(2) Mamed Sultan S/o Azizul Hoque (16-years-old)

(3) Fatema D/o Azizul Hoque (22-years-old)

(4) Farooque S/o Rahmat Ullah (17-years-old)

(5) Shabir Ahmed S/o Sayed Alam (20-years-old)

(6) Kabir Ahmed S/o Sayed Alam (18-years-old)

(7) Abdul Fayaz S/o Mamed Husson (16-years-old)

(8) Samira D/o Abul Hashim (19-years-old)

(9) Azizda D/o Abul Hashim (17-years-old)

(10) Anamul Hoque S/o Abul Zohar (19-years-old)

(11) Samira D/o Numar Hakim (20-years-old)

(12) Rafiul Kader S/o Abdul Shakur (18-years-old)

(13) Azizra Khatoo D/o Eliyas (16-years-old)

(14) Salim Ullah S/o Siddique (65-years-old)

(15) Sawmuda D/o Kala Miah (18-years-old)

(16) Haroon S/o Einus (20-years-old)

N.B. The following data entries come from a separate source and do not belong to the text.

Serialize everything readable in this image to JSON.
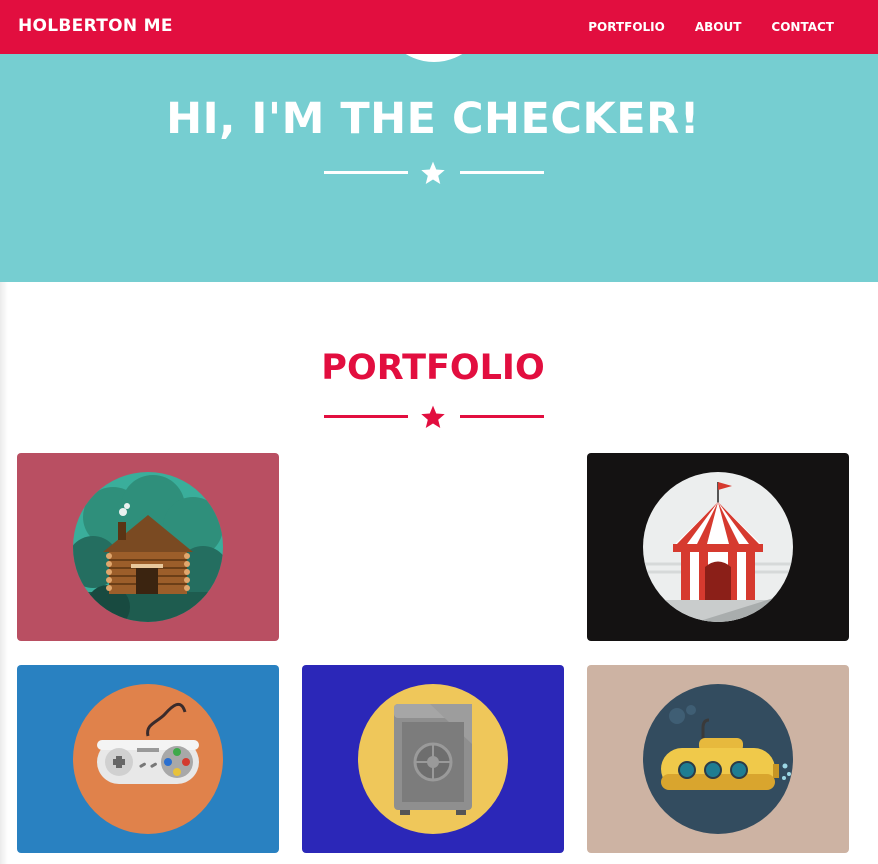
{
  "nav": {
    "brand": "HOLBERTON ME",
    "links": [
      "PORTFOLIO",
      "ABOUT",
      "CONTACT"
    ],
    "color": "#e20e3f"
  },
  "hero": {
    "title": "HI, I'M THE CHECKER!",
    "background": "#76ced1",
    "divider_icon": "star-icon"
  },
  "portfolio": {
    "title": "PORTFOLIO",
    "divider_icon": "star-icon",
    "items": [
      {
        "icon": "cabin-icon",
        "background": "#b94f62"
      },
      {
        "icon": "circus-tent-icon",
        "background": "#141212"
      },
      {
        "icon": "game-controller-icon",
        "background": "#2981c1"
      },
      {
        "icon": "safe-icon",
        "background": "#2b27b8"
      },
      {
        "icon": "submarine-icon",
        "background": "#cdb3a3"
      }
    ]
  }
}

(17) Issaque S/o Einus (18-years-old)

(18) Rowaida D/o Amir Hamza (20-years-old)

(19) Mamed Waris S/o Hamid (18-years-old)

(20) Rahmat Ullah S/o Ali Husson (19-years-old)

(21) Aziz S/o Haroon (20-years-old)

(22) Nur Husson S/o Uzir Ahmed (22-years-old)

(23) Nurul Hoque S/o Issaque (17-years-old)

(24) Shafique S/o Kadir Husson (25-years-old)

(25) Shabir Ullah S/o Aman Ullah (17-years-old)

(26) Hamida D/o Sayed Hussein (17-years-old)

(27) Nur Faisal S/o Anzul Husson (7-years-old)

(28) Eisuf S/o Fawzawl Ahmed (18-years-old)

(29) Zubair S/o Einus (3-months-old)

(30) Arnis S/o Mustaq (22-years-old)

(31) Abdul Rahman S/o Fakkir (25-years-old)

(32) Ismail S/o Kamal (30-years-old)

(33) Samira D/o Ali Johar (18-years-old)

(34) Tawyuba D/o Fawzaw Ahmed (55-years-old)

(35) Abayda Khatoo D/o Waris (7-years-old)

(36) Ziabul Hoque S/o Abdul Karim (18-years-old)

(37) Mamed Rafique S/o Bashir (16-years-old)

(38) Sayed Karim S/o Zabair (45-years-old)

(39) Rabia Khatoo D/o Nur Ahmed (30-years-old)

(40) Jamla S/o Eman Husson (18-years-old)

(41) Kabir Ahmed S/o Habi Ullah (40-years-old)

(42) Mamed Rafique S/o Abu Siddique (30-years-old)

(43) Mamed Rafique S/o Hala Miah (25-years-old)

(44) Mamed Tahir S/o Azimullah (18-years-old)

(45) Nasufi Khatoo D/o Abdul Malek (18-years-old)

(46) Mujit Sama D/o Abdul Malek (16-years-old)

(47) Jamil Ahmed S/o Nur Mamed (25-years-old)

(48) Mamed Zubair S/o Aman Ullah (18-years-old)

(49) Tawyuba D/o Khair Husson (40-years-old)

(50) Hazara Khatoo D/o Afas Uddin (60-years-old)

(51) Mamed Shahad S/o Fawzaw Ahmed (16-years-old)

(52) Mamed Yasin S/o Zakir Ahmed (19-years-old)